I spent several weeks planning a trip to the Philippines. I had heard that the nation was an interesting place to visit but when I began to read about it in detail, I got quite excited because it featured my major travel fascination- various indigenous peoples whose lives were quite distinct from their neighbors'. I learned that the geography of the area was also worthy of exploration- diverse urban areas, wonderful isolated islands, lonely and lovely beaches, etc. So I did the usual trip planning and off we went. As soon as we arrived in Manila, it started raining. It never stopped. We made the most of our stay in the Manila area by sampling the delightful festivals held in nearby villages. Each day, we got up and headed for another village. The celebrations were varied and colorful and never disappointed us. And the rain kept coming down. It poured on the parades, it drenched the religious objects carried on palanquins and on carriages propelled by massive bulls, and it soaked the multitude of creative displays constructed for whatever festival was being celebrated. We usually had good luck with the weather in our travels, but not this time. We decided it was time to leave Manila.
We headed north in our car toward Banga-an, a small village located in the center of the Ifugao culture. We were on our way to visit the wonderful rice terraces in that area. The awe inspiring Banaue Rice Terraces are located in the north of Luzon. More than 2,000 years ago, the lfugao people who lived in that area, carved the rice fields out of the mountainsides with peaks rising up to 6,000 feet high using simple tools and their bare hands. Our visit was not to be. When we left our Manila hotel, it was still raining heavily. At the entrance to the toll road which led to the terraces, we were informed that the road was closed and no cars were permitted in that area. It was flooded. It was then that we finally came to realize that the infamous monsoons had come early and our weather timing was destined to make our Luzon tour impossible.
From the toll road entrance, we made our way to the tourist agency we had made a few reservations with and discussed our intended travel to the southern islands, most of them rich with beautiful beaches, interesting tribes and lots of worthwhile sites. No such luck. Of course the weather in the South was fine, mostly sunshine and warm breezes; the political situation was not.

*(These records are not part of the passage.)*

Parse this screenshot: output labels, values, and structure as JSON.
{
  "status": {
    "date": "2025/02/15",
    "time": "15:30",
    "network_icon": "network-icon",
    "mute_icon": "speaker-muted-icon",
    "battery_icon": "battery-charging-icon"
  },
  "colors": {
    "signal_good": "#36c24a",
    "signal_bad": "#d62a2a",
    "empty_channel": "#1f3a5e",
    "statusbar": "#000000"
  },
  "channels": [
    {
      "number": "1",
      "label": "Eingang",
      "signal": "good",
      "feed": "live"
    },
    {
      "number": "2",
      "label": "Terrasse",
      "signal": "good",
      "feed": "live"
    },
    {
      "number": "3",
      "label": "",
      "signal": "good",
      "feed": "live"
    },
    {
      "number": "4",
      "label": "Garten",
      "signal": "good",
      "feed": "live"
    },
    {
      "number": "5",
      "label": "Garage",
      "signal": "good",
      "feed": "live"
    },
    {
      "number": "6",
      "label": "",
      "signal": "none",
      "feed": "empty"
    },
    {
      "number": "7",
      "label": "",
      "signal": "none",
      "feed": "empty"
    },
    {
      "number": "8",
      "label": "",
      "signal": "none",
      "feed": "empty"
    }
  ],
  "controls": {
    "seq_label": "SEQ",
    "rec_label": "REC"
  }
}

It was strongly suggested that a trip to Palawan and the towering marble cliffs of El Nido or a stop in Cebu with its lovely shores and snorkeling as well as its fine cultural sites would be a great risk to our safety. The Maoist guerrillas were apparently quite active in the that area. Their effort to peel off southern islands where the Muslims were a majority was brutal and destructive. Tourists had been captured and even beheaded. Even the airport we would have flown into had been bombed and damaged significantly. If that was not enough to discourage us, perhaps the headline in the Manila papers the next morning would have been. It was about a bombing at the department store where we had shopped the previous day. Manila was more than wet. I did not customarily worry greatly about safety but I did have to confront the reality that was presented to me
My wife, sick of the rain and our relative immobility, said to me that morning "Get me out of here." Although I do not quit such activities easily, I had to agree she was right. We pleaded our case to the agents which they immediately empathized with and we got a refund on whatever reservations they were holding for us. They secured a convenient flight to Spain for us the next morning and off we went. When I told my son what had happened, he had two responses. You guys don't have the clothing for Spain- a completely correct observation (we take few clothes and usually our oldest attire on our typical trips) - and you won't get Mommy back to the Third World after she visits Spain. That turned out not to be accurate. We had a different kind of trip in Spain which we enjoyed very much but we both relished a later return to the kind of places we were used to traveling to and we have continued to roam the Third World ever since. Life goes on as ever.
Restaurant, near Madrid, Spain